  • Urine test: A provider can test your pee for blood, stone-forming crystals and signs of infection.
  • Imaging: X-rays, CT scans (computed tomography scans) and ultrasound can help your healthcare provider see the size, shape, location and number of stones.
  • Blood tests: A provider can use blood tests to check your kidney function, detect infections and look for high levels of calcium or other conditions that could lead to stone formation.

Treatment of Kidney Stones

If you do get kidney stones, there are ways to treat them depending on their size and location:

  • Drinking Water: Sometimes, drinking lots of water can help small stones pass on their own.
  • Medications: Pain relievers and medications that help the stone pass or prevent new stones from forming.
  • Medical Procedures:
    • Shock Wave Lithotripsy: This uses shock waves to break up stones into smaller pieces that can pass more easily.
    • Ureteroscopy: A provider inserts a scope through your urethra and bladder and into your ureter. Instruments the provider passes through the scope can break up and remove the stone. The smaller pieces can move through your urinary tract and out of your body more easily.
    • Laparoscopic surgery: During laparoscopic surgery, your provider makes a small incision to remove the stone.
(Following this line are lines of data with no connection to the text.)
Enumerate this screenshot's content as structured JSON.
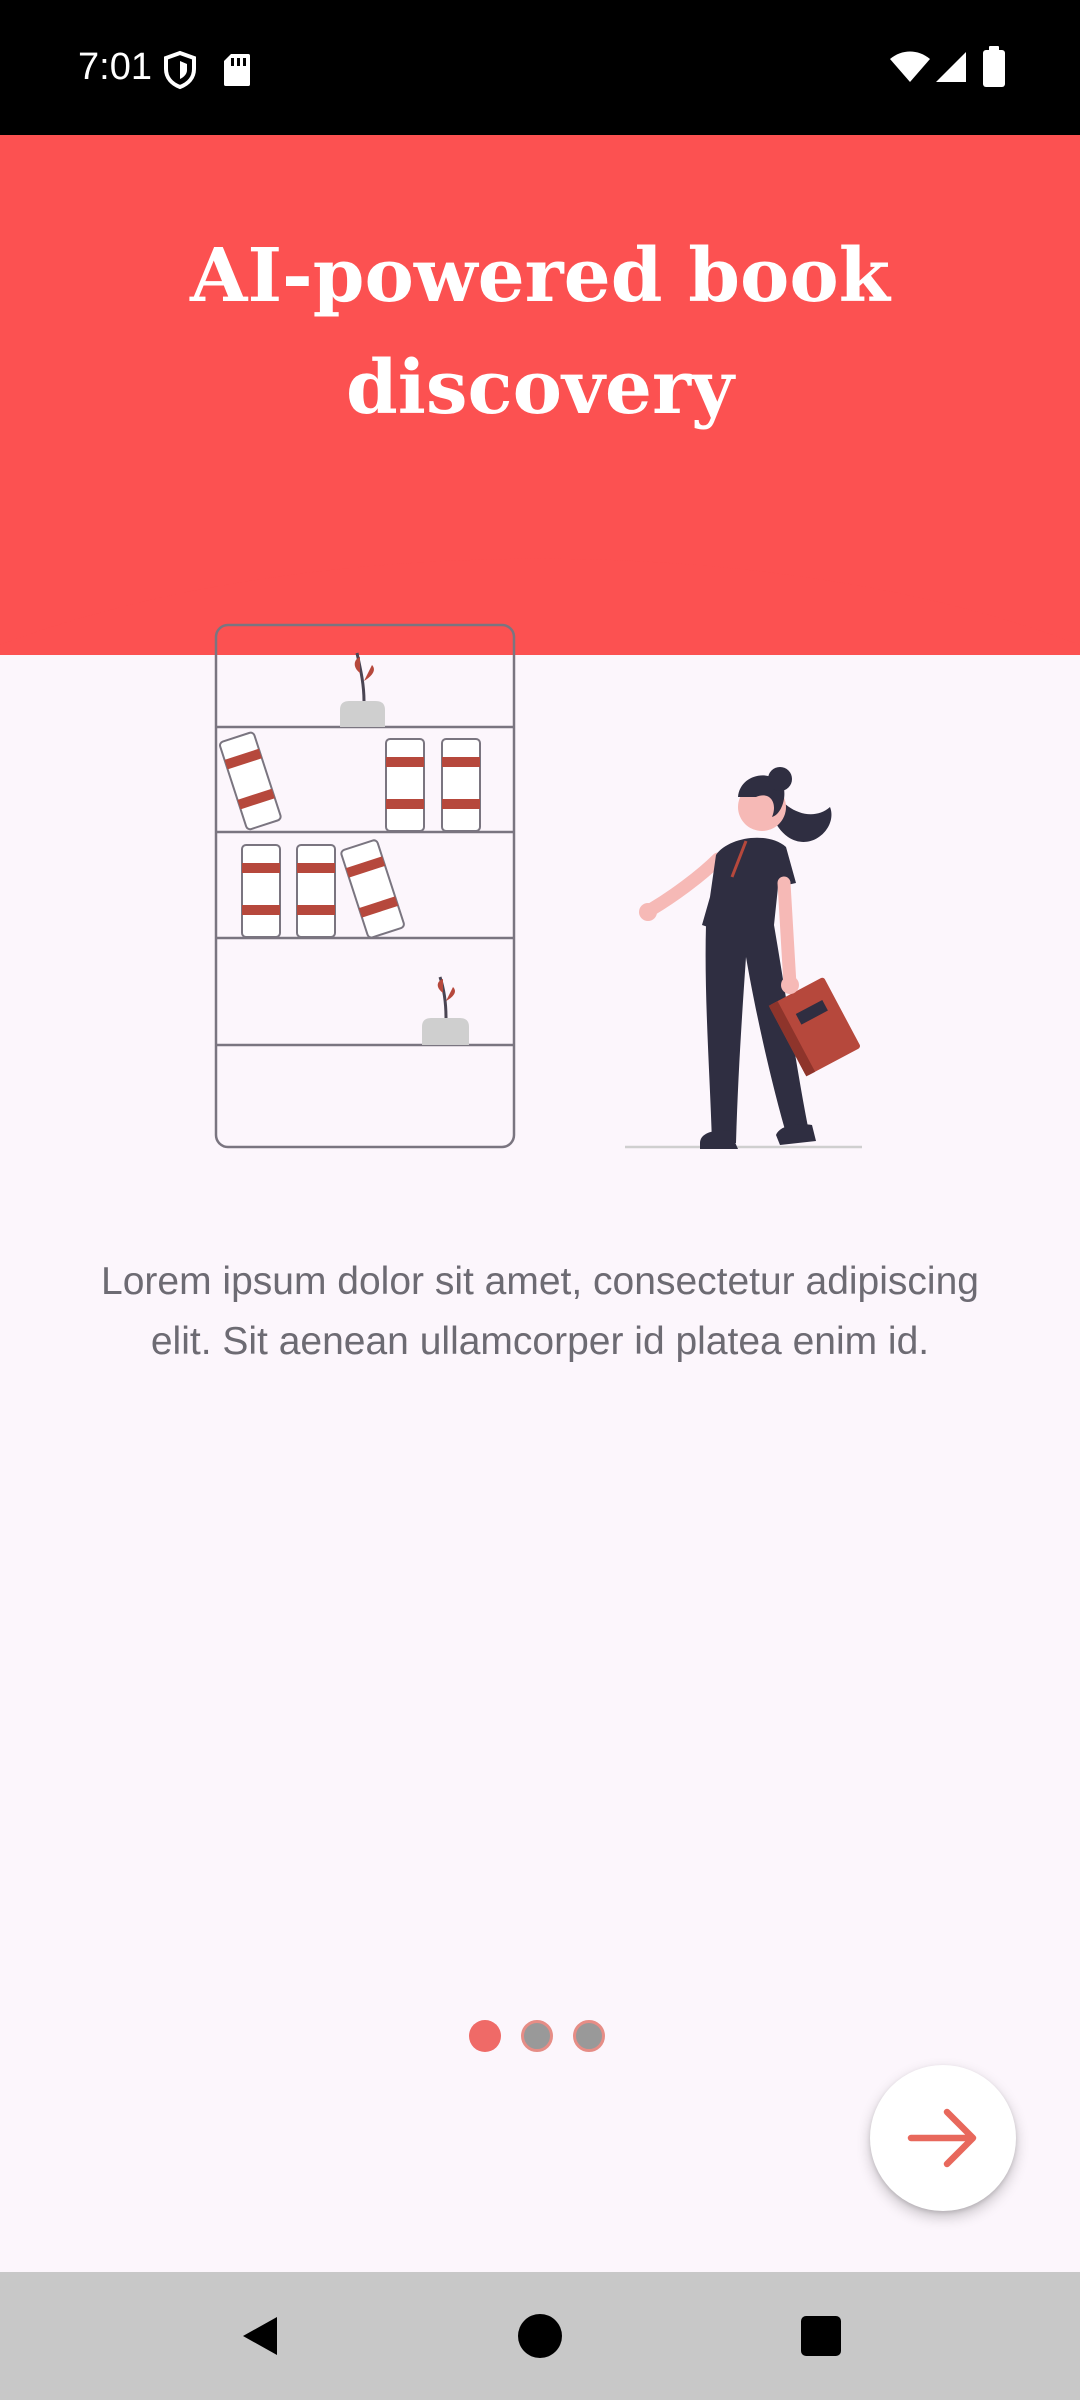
{
  "status_bar": {
    "time": "7:01",
    "left_icons": [
      "shield-icon",
      "sd-card-icon"
    ],
    "right_icons": [
      "wifi-icon",
      "cell-signal-icon",
      "battery-icon"
    ]
  },
  "onboarding": {
    "title": "AI-powered book discovery",
    "description": "Lorem ipsum dolor sit amet, consectetur adipiscing elit. Sit aenean ullamcorper id platea enim id.",
    "page_indicator": {
      "total": 3,
      "current": 1
    },
    "next_button_icon": "arrow-right-icon"
  },
  "navigation_bar": {
    "buttons": [
      "back-icon",
      "home-icon",
      "recents-icon"
    ]
  },
  "colors": {
    "header": "#fc5151",
    "background": "#fcf6fc",
    "accent": "#e8685c",
    "dot_active": "#ef6a67",
    "dot_inactive": "#999999",
    "text": "#6d6b73"
  }
}
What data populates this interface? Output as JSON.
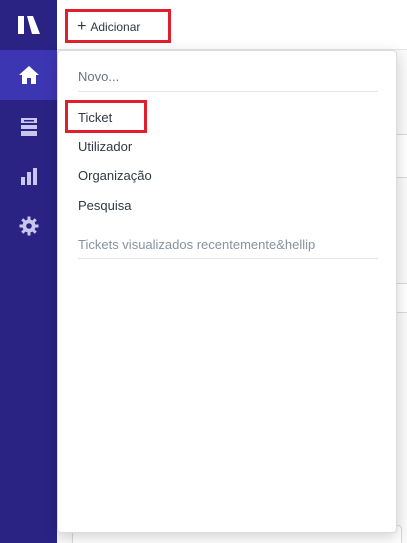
{
  "header": {
    "add_button_icon": "plus-icon",
    "add_button_label": "Adicionar"
  },
  "nav": {
    "items": [
      {
        "name": "logo",
        "icon": "zendesk-logo-icon"
      },
      {
        "name": "home",
        "icon": "home-icon",
        "active": true
      },
      {
        "name": "views",
        "icon": "views-icon"
      },
      {
        "name": "reports",
        "icon": "bar-chart-icon"
      },
      {
        "name": "settings",
        "icon": "gear-icon"
      }
    ]
  },
  "menu": {
    "header": "Novo...",
    "items": [
      {
        "label": "Ticket"
      },
      {
        "label": "Utilizador"
      },
      {
        "label": "Organização"
      },
      {
        "label": "Pesquisa"
      }
    ],
    "footer": "Tickets visualizados recentemente&hellip"
  },
  "colors": {
    "rail": "#2a2384",
    "rail_active": "#3d36b3",
    "highlight": "#e01e2c"
  }
}
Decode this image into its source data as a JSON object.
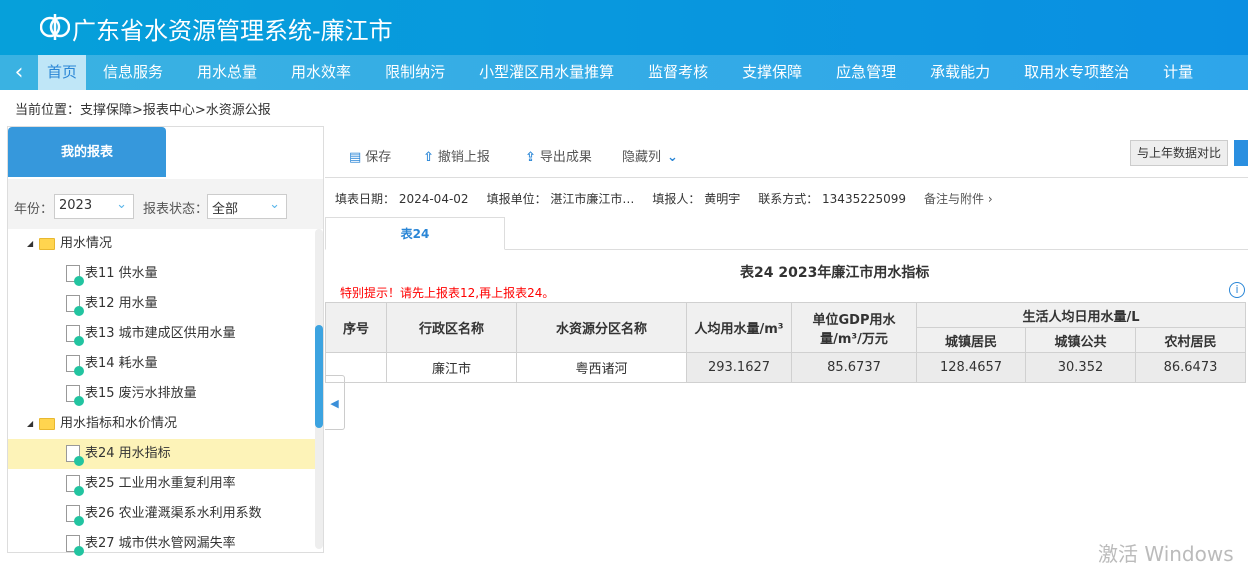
{
  "header": {
    "title": "广东省水资源管理系统-廉江市"
  },
  "nav": {
    "back": "‹",
    "items": [
      "首页",
      "信息服务",
      "用水总量",
      "用水效率",
      "限制纳污",
      "小型灌区用水量推算",
      "监督考核",
      "支撑保障",
      "应急管理",
      "承载能力",
      "取用水专项整治",
      "计量"
    ]
  },
  "breadcrumb": "当前位置：支撑保障>报表中心>水资源公报",
  "left": {
    "tab": "我的报表",
    "year_label": "年份：",
    "year": "2023",
    "status_label": "报表状态：",
    "status": "全部",
    "tree": [
      {
        "type": "folder",
        "label": "用水情况"
      },
      {
        "type": "doc",
        "label": "表11 供水量"
      },
      {
        "type": "doc",
        "label": "表12 用水量"
      },
      {
        "type": "doc",
        "label": "表13 城市建成区供用水量"
      },
      {
        "type": "doc",
        "label": "表14 耗水量"
      },
      {
        "type": "doc",
        "label": "表15 废污水排放量"
      },
      {
        "type": "folder",
        "label": "用水指标和水价情况"
      },
      {
        "type": "doc",
        "label": "表24 用水指标",
        "selected": true
      },
      {
        "type": "doc",
        "label": "表25 工业用水重复利用率"
      },
      {
        "type": "doc",
        "label": "表26 农业灌溉渠系水利用系数"
      },
      {
        "type": "doc",
        "label": "表27 城市供水管网漏失率"
      }
    ]
  },
  "toolbar": {
    "save": "保存",
    "revoke": "撤销上报",
    "export": "导出成果",
    "hide": "隐藏列",
    "compare": "与上年数据对比"
  },
  "info": {
    "date": "填表日期：  2024-04-02",
    "unit": "填报单位：  湛江市廉江市…",
    "person": "填报人：  黄明宇",
    "contact": "联系方式：  13435225099",
    "attach": "备注与附件 ›"
  },
  "tab": "表24",
  "table": {
    "title": "表24 2023年廉江市用水指标",
    "warning": "特别提示！请先上报表12,再上报表24。",
    "headers": {
      "seq": "序号",
      "region": "行政区名称",
      "basin": "水资源分区名称",
      "percap": "人均用水量/m³",
      "gdp": "单位GDP用水量/m³/万元",
      "daily": "生活人均日用水量/L",
      "urban": "城镇居民",
      "public": "城镇公共",
      "rural": "农村居民"
    },
    "row": {
      "seq": "",
      "region": "廉江市",
      "basin": "粤西诸河",
      "percap": "293.1627",
      "gdp": "85.6737",
      "urban": "128.4657",
      "public": "30.352",
      "rural": "86.6473"
    }
  },
  "watermark": "激活 Windows"
}
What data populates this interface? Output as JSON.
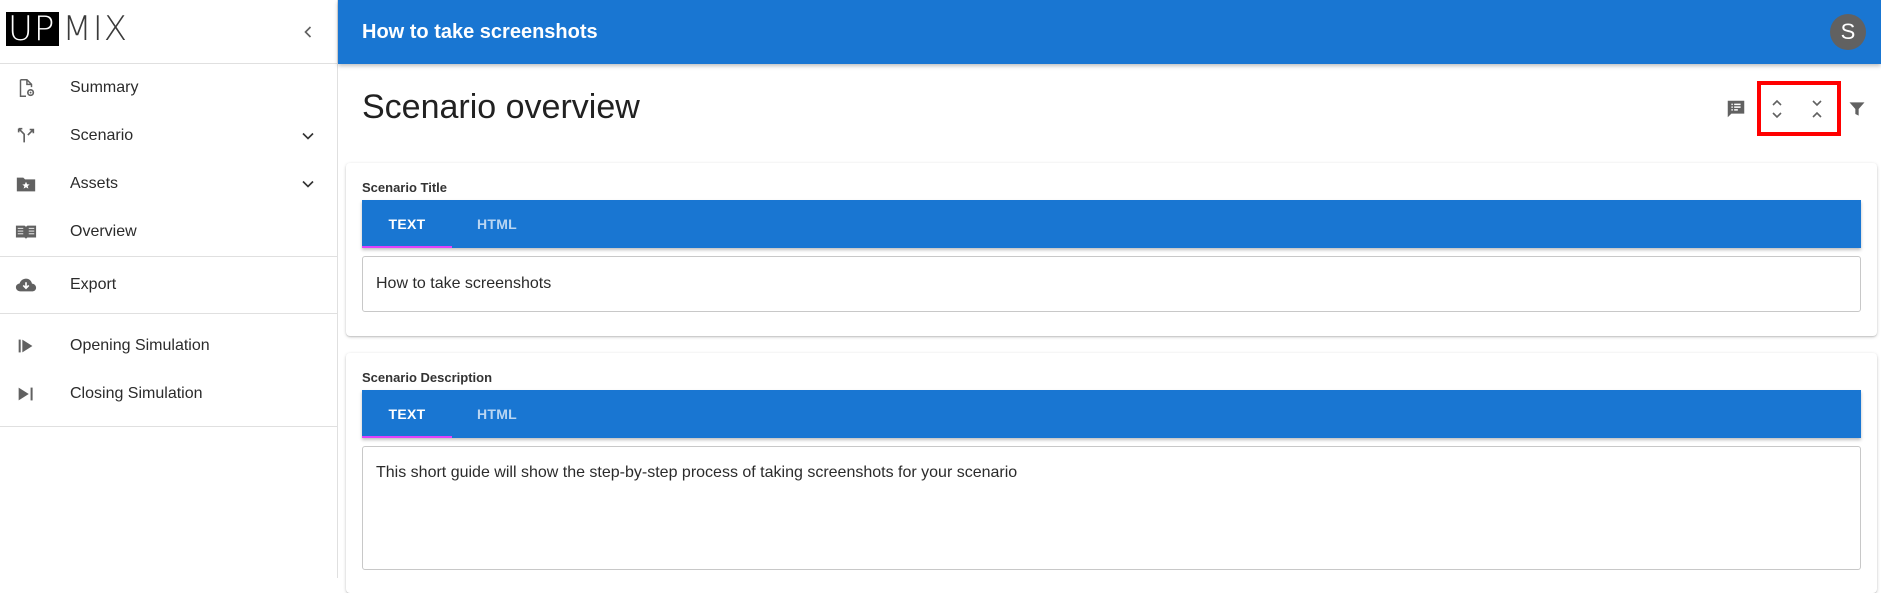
{
  "app": {
    "logo_left": "UP",
    "logo_right": "MIX"
  },
  "sidebar": {
    "items": [
      {
        "label": "Summary",
        "icon": "summary-settings-icon"
      },
      {
        "label": "Scenario",
        "icon": "scenario-branch-icon",
        "expandable": true
      },
      {
        "label": "Assets",
        "icon": "folder-star-icon",
        "expandable": true
      },
      {
        "label": "Overview",
        "icon": "book-open-icon"
      },
      {
        "label": "Export",
        "icon": "cloud-download-icon"
      },
      {
        "label": "Opening Simulation",
        "icon": "play-start-icon"
      },
      {
        "label": "Closing Simulation",
        "icon": "play-end-icon"
      }
    ]
  },
  "topbar": {
    "title": "How to take screenshots",
    "avatar_initial": "S"
  },
  "main": {
    "page_title": "Scenario overview",
    "toolbar_icons": [
      "comments-list-icon",
      "expand-all-icon",
      "collapse-all-icon",
      "filter-icon"
    ],
    "fields": [
      {
        "label": "Scenario Title",
        "tabs": [
          "TEXT",
          "HTML"
        ],
        "active_tab": "TEXT",
        "value": "How to take screenshots"
      },
      {
        "label": "Scenario Description",
        "tabs": [
          "TEXT",
          "HTML"
        ],
        "active_tab": "TEXT",
        "value": "This short guide will show the step-by-step process of taking screenshots for your scenario"
      }
    ]
  },
  "colors": {
    "primary": "#1976d2",
    "tab_indicator": "#e040fb",
    "highlight": "#ff0000",
    "avatar": "#616161"
  }
}
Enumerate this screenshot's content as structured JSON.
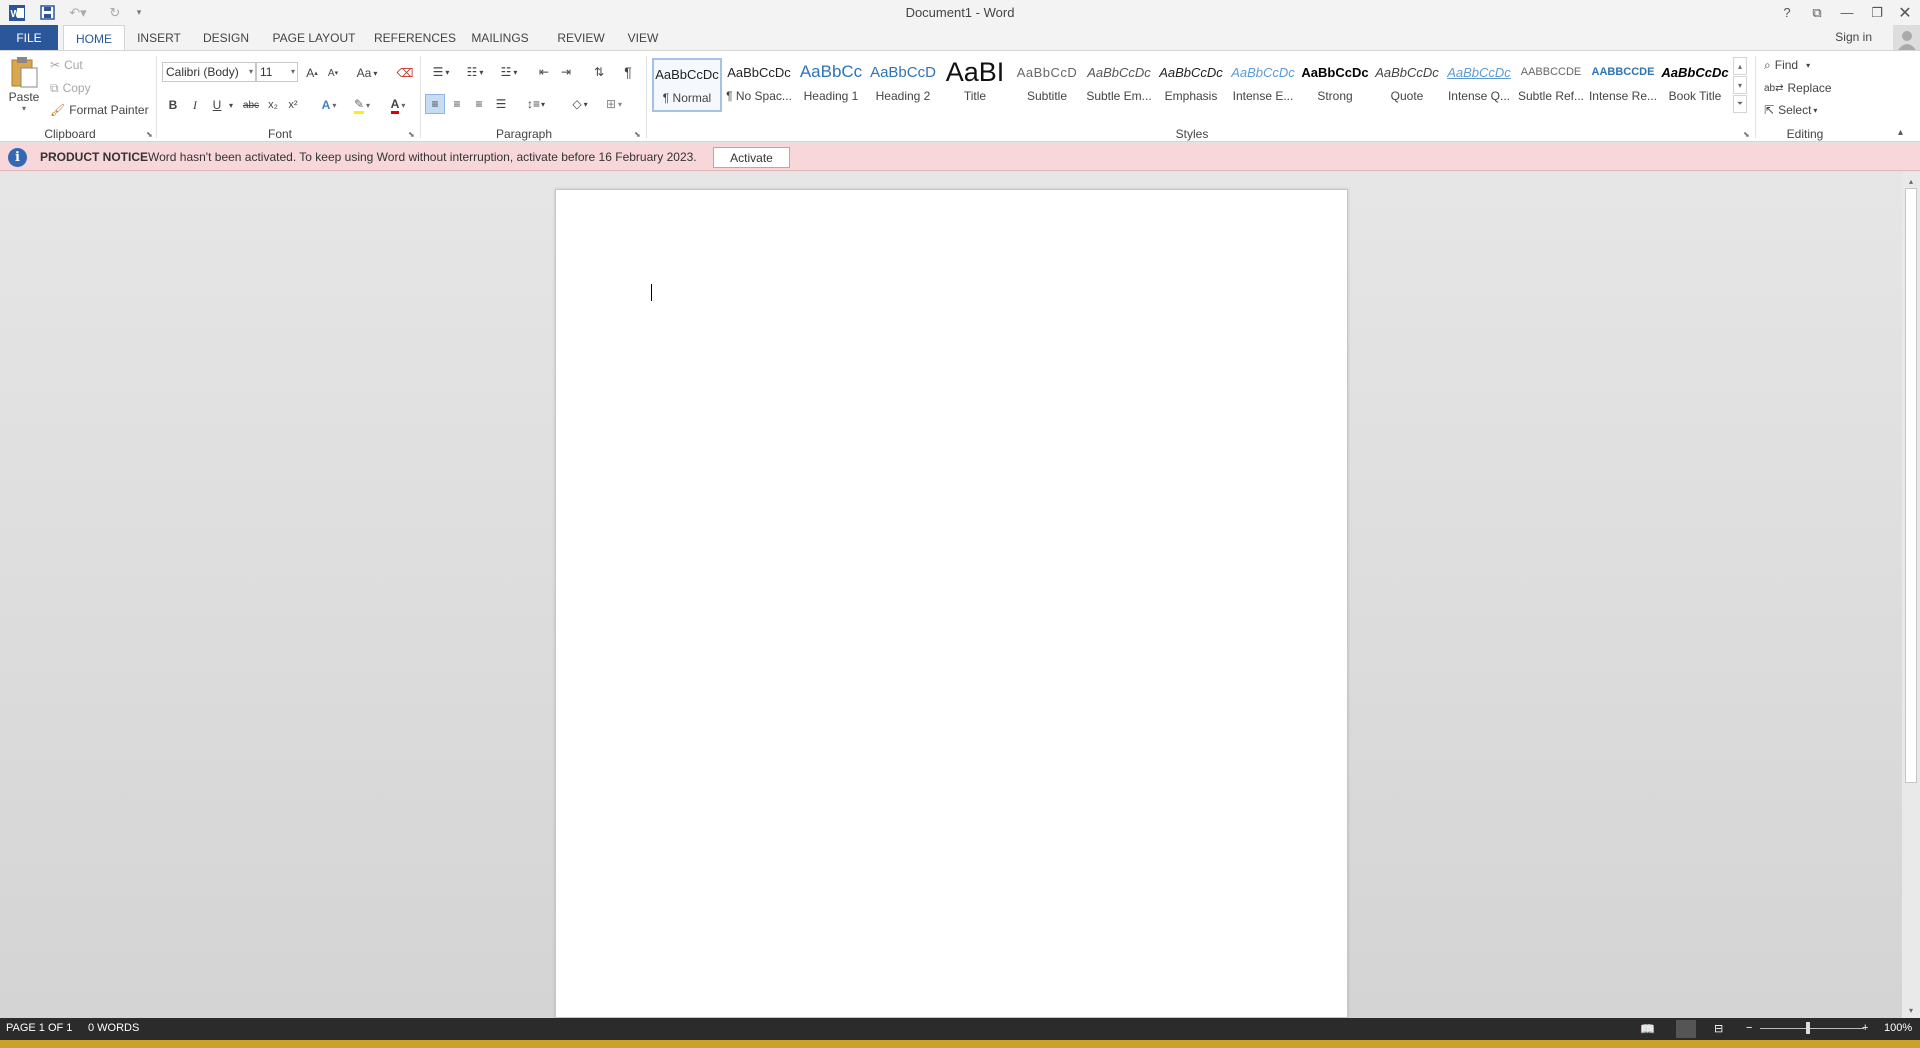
{
  "window": {
    "title": "Document1 - Word",
    "help": "?",
    "sign_in": "Sign in"
  },
  "tabs": [
    {
      "label": "FILE"
    },
    {
      "label": "HOME"
    },
    {
      "label": "INSERT"
    },
    {
      "label": "DESIGN"
    },
    {
      "label": "PAGE LAYOUT"
    },
    {
      "label": "REFERENCES"
    },
    {
      "label": "MAILINGS"
    },
    {
      "label": "REVIEW"
    },
    {
      "label": "VIEW"
    }
  ],
  "clipboard": {
    "paste": "Paste",
    "cut": "Cut",
    "copy": "Copy",
    "format_painter": "Format Painter",
    "group": "Clipboard"
  },
  "font": {
    "name": "Calibri (Body)",
    "size": "11",
    "change_case": "Aa",
    "bold": "B",
    "italic": "I",
    "underline": "U",
    "strike": "abc",
    "sub": "x₂",
    "sup": "x²",
    "text_effects": "A",
    "font_color": "A",
    "grow": "A",
    "shrink": "A",
    "group": "Font"
  },
  "paragraph": {
    "group": "Paragraph",
    "show_marks": "¶"
  },
  "styles": {
    "group": "Styles",
    "items": [
      {
        "preview": "AaBbCcDc",
        "name": "¶ Normal"
      },
      {
        "preview": "AaBbCcDc",
        "name": "¶ No Spac..."
      },
      {
        "preview": "AaBbCc",
        "name": "Heading 1"
      },
      {
        "preview": "AaBbCcD",
        "name": "Heading 2"
      },
      {
        "preview": "AaBI",
        "name": "Title"
      },
      {
        "preview": "AaBbCcD",
        "name": "Subtitle"
      },
      {
        "preview": "AaBbCcDc",
        "name": "Subtle Em..."
      },
      {
        "preview": "AaBbCcDc",
        "name": "Emphasis"
      },
      {
        "preview": "AaBbCcDc",
        "name": "Intense E..."
      },
      {
        "preview": "AaBbCcDc",
        "name": "Strong"
      },
      {
        "preview": "AaBbCcDc",
        "name": "Quote"
      },
      {
        "preview": "AaBbCcDc",
        "name": "Intense Q..."
      },
      {
        "preview": "AABBCCDE",
        "name": "Subtle Ref..."
      },
      {
        "preview": "AABBCCDE",
        "name": "Intense Re..."
      },
      {
        "preview": "AaBbCcDc",
        "name": "Book Title"
      }
    ]
  },
  "editing": {
    "find": "Find",
    "replace": "Replace",
    "select": "Select",
    "group": "Editing"
  },
  "notice": {
    "title": "PRODUCT NOTICE",
    "message": "Word hasn't been activated. To keep using Word without interruption, activate before 16 February 2023.",
    "button": "Activate"
  },
  "status": {
    "page": "PAGE 1 OF 1",
    "words": "0 WORDS",
    "zoom": "100%"
  },
  "colors": {
    "accent": "#2b579a",
    "notice_bg": "#f8d7da",
    "status_bg": "#2b2b2b"
  }
}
In some rare cases, your provider might need to perform open surgery (with a larger incision) instead of laparoscopy.

Other Useful Information

  • See a Doctor: If you think you have kidney stones or experience symptoms like severe pain, blood in urine, or nausea, see a doctor for proper diagnosis and treatment.
  • Follow-Up Care: After treatment, it's important to follow up with your doctor to prevent new stones from forming and to monitor your kidney health.

In Conclusion, Kidney stones can be painful and disruptive, but by making some changes to your lifestyle and getting the right treatment when needed, you can manage them effectively. Don't hesitate to talk to your doctor if you have any concerns about kidney stones – they're here to help you stay healthy and pain-free.